“Super proud (of myself). I haven’t played many matches this last couple months. Especially just looking back on some of the places I’ve been the last six months, it’s crazy to think how much I’ve turned it around. I feel like I’ve made major strides,” Kyrgios said.

“I’m just going to take it one day at a time and hopefully I can continue on this new path.”

In previous years, Kyrgios has won a title, or enjoyed a strong run of form, only to fall away. In 2016, he suffered a well-documented letdown at the Shanghai Masters just a week after winning in Tokyo. His stellar spring US hard-court season of 2017 preceded a lean run where he advanced beyond the second round just once in his next six tournaments.

Even after his winning week in Acapulco this year, he went 5-7 in his next 12 matches before turning things around in Washington DC.

Kyrgios is keenly aware of this inconsistency.

“I always knew that I could produce good tennis, but the problem with me was not being able to do it every day and every week. I would go missing for a month and then show up to a tournament and maybe play well,” he said.

Another thing he is keenly aware of is his position in the game as a role model – a factor driving his change in approach.

“I know deep down there’s a lot of kids that look up to me and I need to be better,” he admitted.

“A lot of people can relate to me. I have a massive following, as well. I’m playing for a lot of people out there, not just myself. Like it or not, I’m a massive role model. I’m doing all these Kids’ Days at every single tournament. They’re picking me for a reason.

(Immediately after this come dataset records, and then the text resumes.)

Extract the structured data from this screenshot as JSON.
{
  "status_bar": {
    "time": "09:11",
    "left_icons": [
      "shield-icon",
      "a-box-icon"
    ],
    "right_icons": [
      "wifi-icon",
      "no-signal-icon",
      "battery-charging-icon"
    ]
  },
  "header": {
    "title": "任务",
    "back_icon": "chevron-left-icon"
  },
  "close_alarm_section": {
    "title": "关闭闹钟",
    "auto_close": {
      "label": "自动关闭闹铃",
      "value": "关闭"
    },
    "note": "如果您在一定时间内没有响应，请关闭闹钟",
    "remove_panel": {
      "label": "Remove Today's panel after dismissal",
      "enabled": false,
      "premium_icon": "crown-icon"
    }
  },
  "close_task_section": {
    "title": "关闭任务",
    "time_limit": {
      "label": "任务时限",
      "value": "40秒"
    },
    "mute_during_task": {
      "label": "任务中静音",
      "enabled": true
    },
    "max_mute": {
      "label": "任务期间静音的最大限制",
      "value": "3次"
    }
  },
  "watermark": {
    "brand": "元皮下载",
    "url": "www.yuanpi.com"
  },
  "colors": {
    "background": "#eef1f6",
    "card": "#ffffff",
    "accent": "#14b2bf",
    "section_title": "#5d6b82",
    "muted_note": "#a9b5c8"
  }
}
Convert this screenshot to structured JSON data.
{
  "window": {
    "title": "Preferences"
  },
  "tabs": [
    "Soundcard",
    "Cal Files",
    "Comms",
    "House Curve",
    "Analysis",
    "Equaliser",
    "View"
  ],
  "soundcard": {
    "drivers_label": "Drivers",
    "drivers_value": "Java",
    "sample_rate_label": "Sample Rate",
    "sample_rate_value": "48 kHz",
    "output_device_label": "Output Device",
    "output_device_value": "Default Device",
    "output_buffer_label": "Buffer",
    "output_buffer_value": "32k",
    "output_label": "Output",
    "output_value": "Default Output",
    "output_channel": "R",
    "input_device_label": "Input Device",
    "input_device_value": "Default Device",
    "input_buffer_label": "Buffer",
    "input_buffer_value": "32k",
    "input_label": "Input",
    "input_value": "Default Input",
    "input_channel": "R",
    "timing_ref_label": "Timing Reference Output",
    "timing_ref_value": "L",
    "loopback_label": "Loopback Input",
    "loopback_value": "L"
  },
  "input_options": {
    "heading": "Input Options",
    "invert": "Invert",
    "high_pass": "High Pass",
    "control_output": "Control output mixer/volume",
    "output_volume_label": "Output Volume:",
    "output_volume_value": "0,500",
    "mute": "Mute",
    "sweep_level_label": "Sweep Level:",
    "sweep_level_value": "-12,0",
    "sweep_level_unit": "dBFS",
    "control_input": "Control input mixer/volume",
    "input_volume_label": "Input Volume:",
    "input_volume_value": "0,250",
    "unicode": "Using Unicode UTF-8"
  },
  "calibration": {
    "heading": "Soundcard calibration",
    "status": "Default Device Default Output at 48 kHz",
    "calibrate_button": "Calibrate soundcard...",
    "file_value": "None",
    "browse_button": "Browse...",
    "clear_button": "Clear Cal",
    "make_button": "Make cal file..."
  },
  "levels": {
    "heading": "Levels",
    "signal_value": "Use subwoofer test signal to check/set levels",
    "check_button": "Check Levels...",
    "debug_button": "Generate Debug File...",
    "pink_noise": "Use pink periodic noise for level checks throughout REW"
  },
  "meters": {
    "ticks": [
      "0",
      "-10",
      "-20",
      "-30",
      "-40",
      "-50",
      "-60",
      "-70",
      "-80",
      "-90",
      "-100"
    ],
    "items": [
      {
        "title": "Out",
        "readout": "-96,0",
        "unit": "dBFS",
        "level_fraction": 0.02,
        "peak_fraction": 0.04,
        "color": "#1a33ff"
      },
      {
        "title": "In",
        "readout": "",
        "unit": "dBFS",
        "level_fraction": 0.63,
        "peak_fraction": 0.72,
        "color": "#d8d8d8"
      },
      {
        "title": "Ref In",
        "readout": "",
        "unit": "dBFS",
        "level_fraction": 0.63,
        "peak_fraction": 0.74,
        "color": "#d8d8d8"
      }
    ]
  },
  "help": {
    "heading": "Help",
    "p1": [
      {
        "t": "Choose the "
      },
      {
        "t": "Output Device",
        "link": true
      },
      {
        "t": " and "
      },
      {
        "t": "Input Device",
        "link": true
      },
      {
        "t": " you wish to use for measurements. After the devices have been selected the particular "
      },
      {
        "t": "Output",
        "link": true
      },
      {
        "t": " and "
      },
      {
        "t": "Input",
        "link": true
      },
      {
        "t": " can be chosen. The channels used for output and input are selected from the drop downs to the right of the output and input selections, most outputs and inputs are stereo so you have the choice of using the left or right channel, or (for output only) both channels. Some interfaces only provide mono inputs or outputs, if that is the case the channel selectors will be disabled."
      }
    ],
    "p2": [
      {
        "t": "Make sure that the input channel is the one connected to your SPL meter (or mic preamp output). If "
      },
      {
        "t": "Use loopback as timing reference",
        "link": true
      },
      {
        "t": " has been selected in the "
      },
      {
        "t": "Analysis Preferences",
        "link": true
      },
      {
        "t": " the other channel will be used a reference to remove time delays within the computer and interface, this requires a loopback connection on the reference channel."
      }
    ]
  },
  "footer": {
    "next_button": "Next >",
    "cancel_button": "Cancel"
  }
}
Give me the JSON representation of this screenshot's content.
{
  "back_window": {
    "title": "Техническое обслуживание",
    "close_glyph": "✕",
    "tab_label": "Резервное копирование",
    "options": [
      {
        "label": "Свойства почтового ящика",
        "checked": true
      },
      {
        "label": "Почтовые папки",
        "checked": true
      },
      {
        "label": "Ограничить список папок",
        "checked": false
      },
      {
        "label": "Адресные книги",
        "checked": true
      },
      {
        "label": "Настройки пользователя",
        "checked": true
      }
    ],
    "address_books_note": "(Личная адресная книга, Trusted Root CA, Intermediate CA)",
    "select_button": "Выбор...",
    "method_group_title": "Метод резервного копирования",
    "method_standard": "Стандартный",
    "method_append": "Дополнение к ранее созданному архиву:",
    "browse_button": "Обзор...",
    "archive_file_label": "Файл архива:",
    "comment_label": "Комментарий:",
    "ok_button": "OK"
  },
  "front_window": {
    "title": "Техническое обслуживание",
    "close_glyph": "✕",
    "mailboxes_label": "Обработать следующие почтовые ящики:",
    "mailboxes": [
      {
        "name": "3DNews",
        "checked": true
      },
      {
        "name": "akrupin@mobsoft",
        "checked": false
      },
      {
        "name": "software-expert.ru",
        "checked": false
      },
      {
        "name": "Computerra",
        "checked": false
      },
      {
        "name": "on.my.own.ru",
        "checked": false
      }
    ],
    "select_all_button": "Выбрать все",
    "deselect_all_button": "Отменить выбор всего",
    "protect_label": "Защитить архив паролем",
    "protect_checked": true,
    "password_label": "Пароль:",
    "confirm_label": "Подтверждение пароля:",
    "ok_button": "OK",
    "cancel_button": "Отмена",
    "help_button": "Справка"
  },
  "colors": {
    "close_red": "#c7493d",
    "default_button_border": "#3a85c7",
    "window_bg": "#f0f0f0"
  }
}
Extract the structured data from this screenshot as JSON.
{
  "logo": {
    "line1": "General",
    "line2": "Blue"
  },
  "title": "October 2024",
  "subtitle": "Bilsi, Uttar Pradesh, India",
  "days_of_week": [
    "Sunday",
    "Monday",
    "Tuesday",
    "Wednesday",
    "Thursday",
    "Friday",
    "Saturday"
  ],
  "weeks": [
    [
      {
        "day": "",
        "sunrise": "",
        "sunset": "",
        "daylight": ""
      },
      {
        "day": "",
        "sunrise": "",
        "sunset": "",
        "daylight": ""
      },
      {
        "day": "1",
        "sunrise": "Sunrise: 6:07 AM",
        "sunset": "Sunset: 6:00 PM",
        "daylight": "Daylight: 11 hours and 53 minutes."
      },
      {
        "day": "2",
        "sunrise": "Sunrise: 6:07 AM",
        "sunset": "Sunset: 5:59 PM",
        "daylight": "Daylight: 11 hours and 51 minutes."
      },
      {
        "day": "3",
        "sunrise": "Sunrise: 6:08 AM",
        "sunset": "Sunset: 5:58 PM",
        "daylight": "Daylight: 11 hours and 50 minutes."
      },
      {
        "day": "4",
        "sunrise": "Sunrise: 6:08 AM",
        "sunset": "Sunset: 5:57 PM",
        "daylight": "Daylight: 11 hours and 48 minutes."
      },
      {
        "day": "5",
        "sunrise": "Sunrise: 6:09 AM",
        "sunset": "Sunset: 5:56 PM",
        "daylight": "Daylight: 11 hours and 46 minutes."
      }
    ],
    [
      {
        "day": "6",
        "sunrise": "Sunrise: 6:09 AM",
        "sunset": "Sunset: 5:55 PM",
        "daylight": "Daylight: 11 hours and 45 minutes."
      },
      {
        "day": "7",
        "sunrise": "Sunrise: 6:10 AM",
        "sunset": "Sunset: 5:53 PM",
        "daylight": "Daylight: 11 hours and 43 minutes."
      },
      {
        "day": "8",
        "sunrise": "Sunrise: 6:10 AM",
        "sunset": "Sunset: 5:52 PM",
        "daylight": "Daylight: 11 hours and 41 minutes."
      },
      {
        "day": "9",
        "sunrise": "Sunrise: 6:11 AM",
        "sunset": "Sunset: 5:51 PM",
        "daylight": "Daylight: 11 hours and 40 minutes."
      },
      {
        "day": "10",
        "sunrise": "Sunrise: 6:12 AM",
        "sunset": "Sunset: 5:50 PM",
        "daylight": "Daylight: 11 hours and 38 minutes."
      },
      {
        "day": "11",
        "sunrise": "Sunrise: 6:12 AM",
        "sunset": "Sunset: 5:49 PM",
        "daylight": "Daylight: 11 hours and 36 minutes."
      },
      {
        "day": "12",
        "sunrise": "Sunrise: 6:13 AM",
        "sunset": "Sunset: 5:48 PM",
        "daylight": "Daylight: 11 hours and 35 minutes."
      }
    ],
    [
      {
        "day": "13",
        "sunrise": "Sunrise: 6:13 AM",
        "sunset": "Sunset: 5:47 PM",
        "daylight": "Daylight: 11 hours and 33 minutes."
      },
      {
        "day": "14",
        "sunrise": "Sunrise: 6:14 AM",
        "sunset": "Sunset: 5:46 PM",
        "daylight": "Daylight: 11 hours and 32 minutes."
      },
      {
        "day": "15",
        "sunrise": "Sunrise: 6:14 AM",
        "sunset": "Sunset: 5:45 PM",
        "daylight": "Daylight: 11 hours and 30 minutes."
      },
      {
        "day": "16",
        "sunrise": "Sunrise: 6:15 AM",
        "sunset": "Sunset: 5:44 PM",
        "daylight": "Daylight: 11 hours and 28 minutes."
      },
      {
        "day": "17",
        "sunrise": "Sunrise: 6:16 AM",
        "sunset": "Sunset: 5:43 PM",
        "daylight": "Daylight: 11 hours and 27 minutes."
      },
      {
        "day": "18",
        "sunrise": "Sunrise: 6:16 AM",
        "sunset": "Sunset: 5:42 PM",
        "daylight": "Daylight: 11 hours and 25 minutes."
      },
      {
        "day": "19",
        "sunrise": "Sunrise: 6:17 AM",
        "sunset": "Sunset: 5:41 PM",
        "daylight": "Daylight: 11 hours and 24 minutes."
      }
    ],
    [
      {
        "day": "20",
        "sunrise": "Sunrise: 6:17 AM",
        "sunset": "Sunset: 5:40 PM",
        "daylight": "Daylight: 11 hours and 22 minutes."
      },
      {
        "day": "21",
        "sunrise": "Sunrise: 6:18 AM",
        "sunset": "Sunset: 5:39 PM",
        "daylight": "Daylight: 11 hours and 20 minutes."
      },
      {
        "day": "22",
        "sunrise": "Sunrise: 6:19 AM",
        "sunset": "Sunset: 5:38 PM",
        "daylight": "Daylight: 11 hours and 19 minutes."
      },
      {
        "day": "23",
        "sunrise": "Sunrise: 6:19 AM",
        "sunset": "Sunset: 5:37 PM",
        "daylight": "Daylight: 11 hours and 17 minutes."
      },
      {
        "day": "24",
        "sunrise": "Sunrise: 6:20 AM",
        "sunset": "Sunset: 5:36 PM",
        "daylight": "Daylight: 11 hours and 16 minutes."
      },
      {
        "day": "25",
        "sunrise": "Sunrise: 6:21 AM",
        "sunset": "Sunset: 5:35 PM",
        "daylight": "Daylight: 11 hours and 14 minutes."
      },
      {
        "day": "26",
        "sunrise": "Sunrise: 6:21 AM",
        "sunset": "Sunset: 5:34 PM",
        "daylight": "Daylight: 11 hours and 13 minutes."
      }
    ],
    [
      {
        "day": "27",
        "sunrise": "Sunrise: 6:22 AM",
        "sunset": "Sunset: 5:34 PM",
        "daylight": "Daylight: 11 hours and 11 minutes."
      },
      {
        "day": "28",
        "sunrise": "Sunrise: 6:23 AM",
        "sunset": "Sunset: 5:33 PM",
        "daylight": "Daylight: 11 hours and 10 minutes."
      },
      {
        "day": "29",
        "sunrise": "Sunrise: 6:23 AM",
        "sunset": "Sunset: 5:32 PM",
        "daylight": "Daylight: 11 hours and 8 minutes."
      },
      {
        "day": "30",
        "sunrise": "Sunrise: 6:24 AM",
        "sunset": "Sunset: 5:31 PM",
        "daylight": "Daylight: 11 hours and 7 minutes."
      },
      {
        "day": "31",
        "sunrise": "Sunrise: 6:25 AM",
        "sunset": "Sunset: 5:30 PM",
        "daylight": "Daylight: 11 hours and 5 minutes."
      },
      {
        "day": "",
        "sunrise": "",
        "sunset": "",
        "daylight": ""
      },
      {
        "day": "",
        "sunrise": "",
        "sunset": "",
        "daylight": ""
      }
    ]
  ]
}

“Growing up, I was a very overweight kid. Got told by coaches, teachers that I wasn’t going to be very good at what I chose to do, which was tennis, and I think people can just relate to people telling you (that) you can’t do anything, and I feel like I’m proving a lot of people wrong.

“I’ve beaten every single one of the best tennis players in the world doing it my way, and I’m never going to stop doing that, and I think people can draw inspiration from that.

“I think you don’t listen to anyone, you just back yourself and believe in yourself, and that’s all that matters.”

He’s certainly inspiring kids. Other players too, apparently.

Russian 20-year-old Anna Kalinskaya, closing in on the top 100 after progressing to the semifinals of the WTA event in DC, flummoxed Kristina Mladenovic during her quarterfinal win with an underarm serve. “I think you knew why I did it,” she said.

“Because I was watching Nick Kyrgios. I do the same.”

Kyrgios’ victory in Washington DC was restorative for the 24-year-old, who re-entered the world’s top 30 as well as returning to the position of Australia’s No.1 male player.

“I just wanted to start being better as a tennis player and as a person,” he said.

“This is only the beginning. I’m going to continue to go through with these habits. And at the same time, I’m trying not to change myself. You know, playing ping-pong with kids before I play (matches).

“I don’t want to lose sight of who I am. I want to continue to have fun on court and be the entertainer I am. But it’s a day-by-day process.”